YOUR TASK
Say the number of lines in the records below that hold the word "berries", and only that number.

Source records:
§
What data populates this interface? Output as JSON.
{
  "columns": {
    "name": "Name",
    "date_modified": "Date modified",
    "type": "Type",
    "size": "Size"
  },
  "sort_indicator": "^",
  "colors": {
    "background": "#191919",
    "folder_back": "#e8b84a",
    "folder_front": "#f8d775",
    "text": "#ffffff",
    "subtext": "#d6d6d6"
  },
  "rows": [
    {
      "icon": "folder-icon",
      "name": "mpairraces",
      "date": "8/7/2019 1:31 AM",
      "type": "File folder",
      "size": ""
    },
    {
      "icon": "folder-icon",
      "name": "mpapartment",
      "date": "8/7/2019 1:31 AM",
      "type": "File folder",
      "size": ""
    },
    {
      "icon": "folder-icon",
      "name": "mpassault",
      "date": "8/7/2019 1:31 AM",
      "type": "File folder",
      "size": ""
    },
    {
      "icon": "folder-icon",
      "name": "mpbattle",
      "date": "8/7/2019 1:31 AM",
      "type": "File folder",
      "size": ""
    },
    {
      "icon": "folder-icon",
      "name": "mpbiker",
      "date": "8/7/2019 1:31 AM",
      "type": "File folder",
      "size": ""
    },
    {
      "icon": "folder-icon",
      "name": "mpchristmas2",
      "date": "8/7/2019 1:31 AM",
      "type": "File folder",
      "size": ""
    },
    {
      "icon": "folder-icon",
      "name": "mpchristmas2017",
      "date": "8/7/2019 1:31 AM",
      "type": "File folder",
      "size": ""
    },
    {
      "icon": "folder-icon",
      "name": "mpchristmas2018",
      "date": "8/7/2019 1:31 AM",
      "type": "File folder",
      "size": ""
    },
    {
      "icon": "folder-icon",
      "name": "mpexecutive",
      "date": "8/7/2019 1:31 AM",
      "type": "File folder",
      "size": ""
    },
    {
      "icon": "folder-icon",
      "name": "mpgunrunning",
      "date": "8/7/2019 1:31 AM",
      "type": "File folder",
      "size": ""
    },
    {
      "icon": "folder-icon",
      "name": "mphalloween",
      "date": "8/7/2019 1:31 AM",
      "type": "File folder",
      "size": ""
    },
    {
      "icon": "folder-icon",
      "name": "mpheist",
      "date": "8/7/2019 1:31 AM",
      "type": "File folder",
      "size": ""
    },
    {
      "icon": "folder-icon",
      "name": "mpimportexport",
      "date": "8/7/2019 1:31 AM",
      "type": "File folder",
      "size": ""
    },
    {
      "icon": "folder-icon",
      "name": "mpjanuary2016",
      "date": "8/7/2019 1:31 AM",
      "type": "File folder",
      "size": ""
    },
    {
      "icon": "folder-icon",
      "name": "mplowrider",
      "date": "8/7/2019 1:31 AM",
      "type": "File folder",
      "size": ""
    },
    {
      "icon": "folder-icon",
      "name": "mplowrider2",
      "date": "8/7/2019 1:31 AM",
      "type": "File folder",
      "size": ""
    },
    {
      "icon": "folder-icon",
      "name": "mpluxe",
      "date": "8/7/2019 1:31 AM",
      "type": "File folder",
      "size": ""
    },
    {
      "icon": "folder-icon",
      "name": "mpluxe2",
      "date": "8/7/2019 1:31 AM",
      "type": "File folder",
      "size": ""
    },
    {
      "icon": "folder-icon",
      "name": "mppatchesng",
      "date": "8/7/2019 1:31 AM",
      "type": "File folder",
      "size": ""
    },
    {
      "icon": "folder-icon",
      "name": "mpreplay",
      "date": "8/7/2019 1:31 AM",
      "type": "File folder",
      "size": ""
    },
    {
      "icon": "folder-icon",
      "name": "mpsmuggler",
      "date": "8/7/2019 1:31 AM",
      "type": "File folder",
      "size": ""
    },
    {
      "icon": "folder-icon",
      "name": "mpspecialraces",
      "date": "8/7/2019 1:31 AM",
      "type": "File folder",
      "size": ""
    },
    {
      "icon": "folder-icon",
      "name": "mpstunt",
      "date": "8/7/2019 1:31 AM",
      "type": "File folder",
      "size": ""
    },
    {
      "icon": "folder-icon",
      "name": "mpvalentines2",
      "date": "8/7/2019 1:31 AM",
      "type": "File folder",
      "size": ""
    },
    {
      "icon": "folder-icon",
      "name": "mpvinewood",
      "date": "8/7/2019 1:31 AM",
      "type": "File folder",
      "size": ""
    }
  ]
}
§
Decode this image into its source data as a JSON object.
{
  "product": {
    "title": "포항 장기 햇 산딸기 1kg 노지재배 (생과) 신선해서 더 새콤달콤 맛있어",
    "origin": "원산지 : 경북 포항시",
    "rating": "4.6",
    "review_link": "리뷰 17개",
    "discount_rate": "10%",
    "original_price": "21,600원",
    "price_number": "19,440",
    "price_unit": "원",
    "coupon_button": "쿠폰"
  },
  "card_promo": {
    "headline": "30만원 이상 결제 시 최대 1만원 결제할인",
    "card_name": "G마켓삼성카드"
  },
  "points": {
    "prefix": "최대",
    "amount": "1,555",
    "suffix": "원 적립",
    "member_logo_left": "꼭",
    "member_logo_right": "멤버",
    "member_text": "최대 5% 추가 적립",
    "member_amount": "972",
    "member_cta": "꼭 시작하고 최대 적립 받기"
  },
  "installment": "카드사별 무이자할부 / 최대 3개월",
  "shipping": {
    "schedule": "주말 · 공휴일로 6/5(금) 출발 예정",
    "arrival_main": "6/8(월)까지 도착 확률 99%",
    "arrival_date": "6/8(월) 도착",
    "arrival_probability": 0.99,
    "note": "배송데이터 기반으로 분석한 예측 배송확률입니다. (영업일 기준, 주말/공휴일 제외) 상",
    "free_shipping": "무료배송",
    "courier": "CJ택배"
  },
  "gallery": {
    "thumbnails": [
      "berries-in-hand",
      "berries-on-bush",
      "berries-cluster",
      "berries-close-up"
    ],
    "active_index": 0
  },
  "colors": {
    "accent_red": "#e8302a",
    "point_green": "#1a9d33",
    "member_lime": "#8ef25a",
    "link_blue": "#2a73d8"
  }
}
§
EXERCISE ANSWER
4